Why do people in one of the world’s most unequal nations avoid talking about inequality?
In a scholarly, must-read essay in The Caravan magazine, Pratap Bhanu Mehta, who heads the Delhi-based Centre For Policy Research, writes that India still “breathes an oppressive atmosphere of social inequality” despite significant reduction of poverty.
But a “deep and pervasive culture of avoidance” hobbles clear thinking about inequality. “Everybody hopes the system will change, but absolves themselves of the responsibility for bringing about that change,” writes Mr Mehta, who has taught at Harvard. The scale of silence is unusual, he writes, in a society which is richly plural and argumentative and has democratic politics.
Mr Mehta argues that social distance – caused by divisions of caste and class – reduces trust, makes collective action difficult and perpetuates inequality. Inequality also produces a society which suffers from low self-esteem.
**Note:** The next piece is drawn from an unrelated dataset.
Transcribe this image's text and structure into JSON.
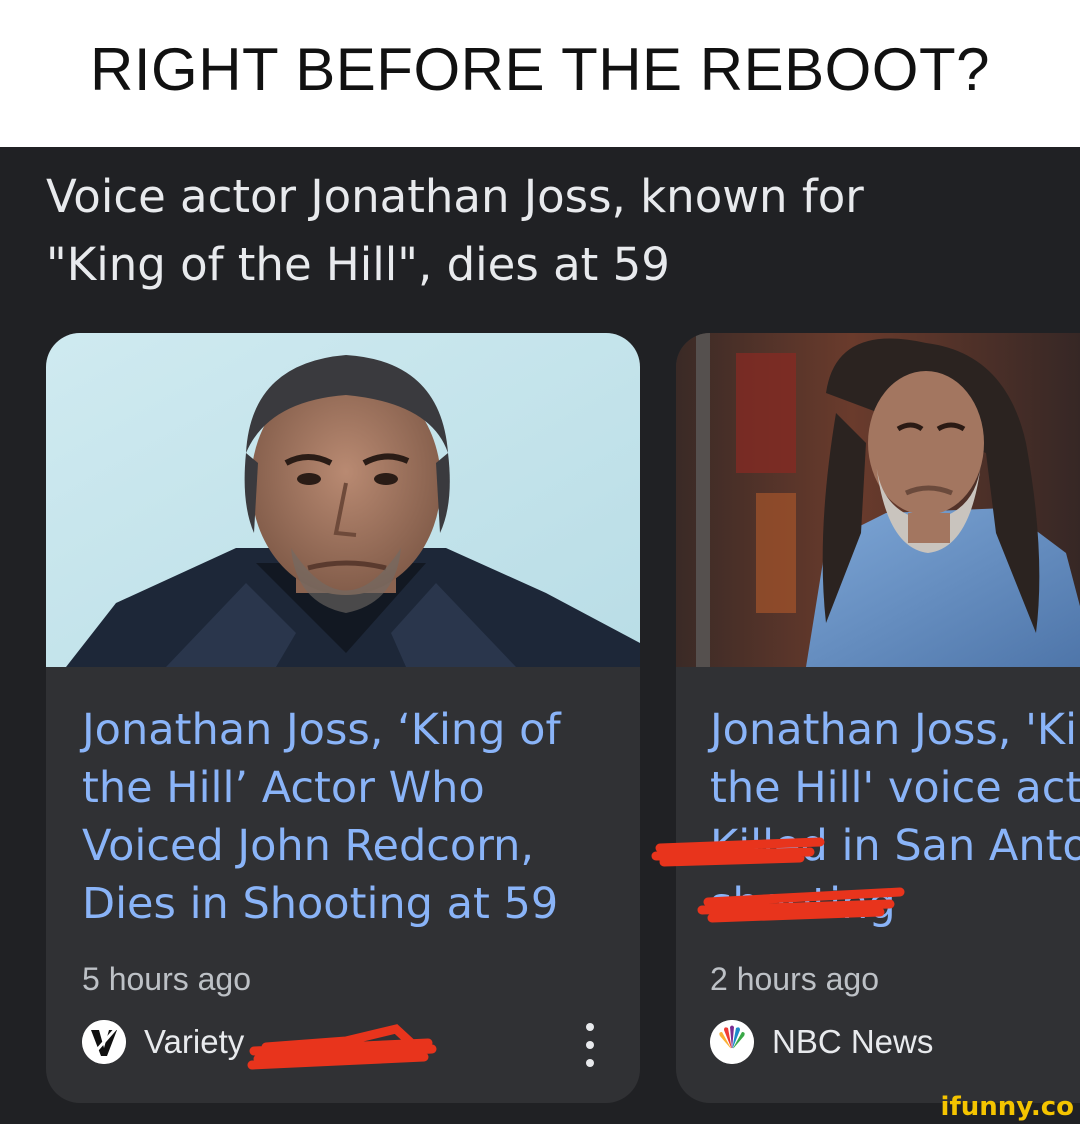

India typically deals with inequality by giving out handouts and pushing affirmative action. But, as Mr Mehta points out, segregated social spaces and caste hierarchies ensure that inequality is alive and well. “The biggest failure of Indian political imagination,” he writes, is “while promising emancipation, it also made caste categories inescapable.”